Owner name: PHARMACIA AB, SWEDEN
Free format text: ASSIGNMENT OF ASSIGNORS INTEREST;ASSIGNOR:LEVANDER, GUSTAV;REEL/FRAME:007681/0294
Effective date: 19950801
|Oct 15, 1996||AS||Assignment|
Owner name: HITCO TECHNOLOGIES, INC., CALIFORNIA
Free format text: CORRECT COVER SHEET TO ADD MERGER DOCUMENT TO PAPERS FILED ON JUNE 17, 1996, THAT WERE RECORDED EVEN THOUGH THE MERGER DOCUMENTS DID NOT ACCOMPANY THE PAPERS;ASSIGNOR:BP CHEMICAL (HITCO) INC.;REEL/FRAME:008175/0114
Effective date: 19951117
|Nov 4, 1997||AS||Assignment|
Owner name: PHARMACIA & UPJOHN AKTIEBOLAG, SWEDEN
Free format text: MERGER;ASSIGNOR:PHARMACIA AB;REEL/FRAME:008941/0220
Effective date: 19960813
|Aug 29, 2001||FPAY||Fee payment|
Year of fee payment: 4
|Aug 26, 2005||FPAY||Fee payment|
Year of fee payment: 8
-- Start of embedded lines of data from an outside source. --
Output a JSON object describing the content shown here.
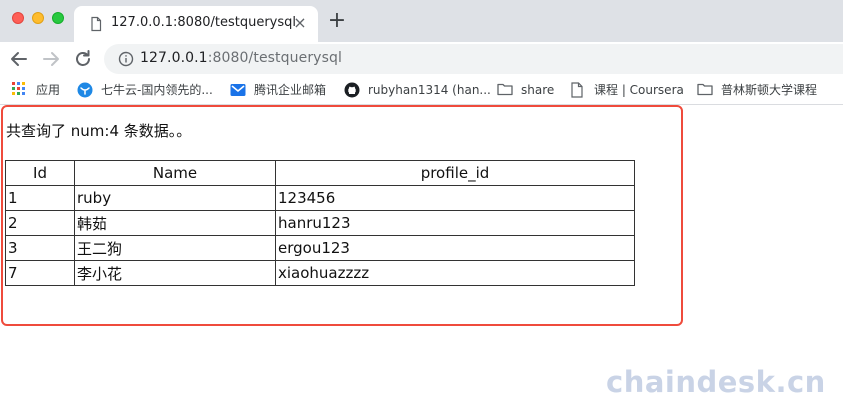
{
  "browser": {
    "tab": {
      "title": "127.0.0.1:8080/testquerysql",
      "close_glyph": "×"
    },
    "new_tab_glyph": "+",
    "address_bar": {
      "host": "127.0.0.1",
      "rest": ":8080/testquerysql"
    },
    "bookmarks": [
      {
        "label": "应用",
        "icon": "apps-grid-icon"
      },
      {
        "label": "七牛云-国内领先的...",
        "icon": "qiniu-logo-icon"
      },
      {
        "label": "腾讯企业邮箱",
        "icon": "tencent-mail-icon"
      },
      {
        "label": "rubyhan1314 (han...",
        "icon": "github-icon"
      },
      {
        "label": "share",
        "icon": "folder-icon"
      },
      {
        "label": "课程 | Coursera",
        "icon": "page-icon"
      },
      {
        "label": "普林斯顿大学课程",
        "icon": "folder-icon"
      }
    ]
  },
  "page": {
    "summary": "共查询了 num:4 条数据。。",
    "table": {
      "headers": [
        "Id",
        "Name",
        "profile_id"
      ],
      "rows": [
        [
          "1",
          "ruby",
          "123456"
        ],
        [
          "2",
          "韩茹",
          "hanru123"
        ],
        [
          "3",
          "王二狗",
          "ergou123"
        ],
        [
          "7",
          "李小花",
          "xiaohuazzzz"
        ]
      ]
    }
  },
  "watermark": "chaindesk.cn",
  "colors": {
    "highlight_border": "#ef4b3c",
    "tabstrip": "#dee1e6",
    "watermark": "#c9d3e6"
  }
}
|Aug 21, 2009||FPAY||Fee payment|
Year of fee payment: 12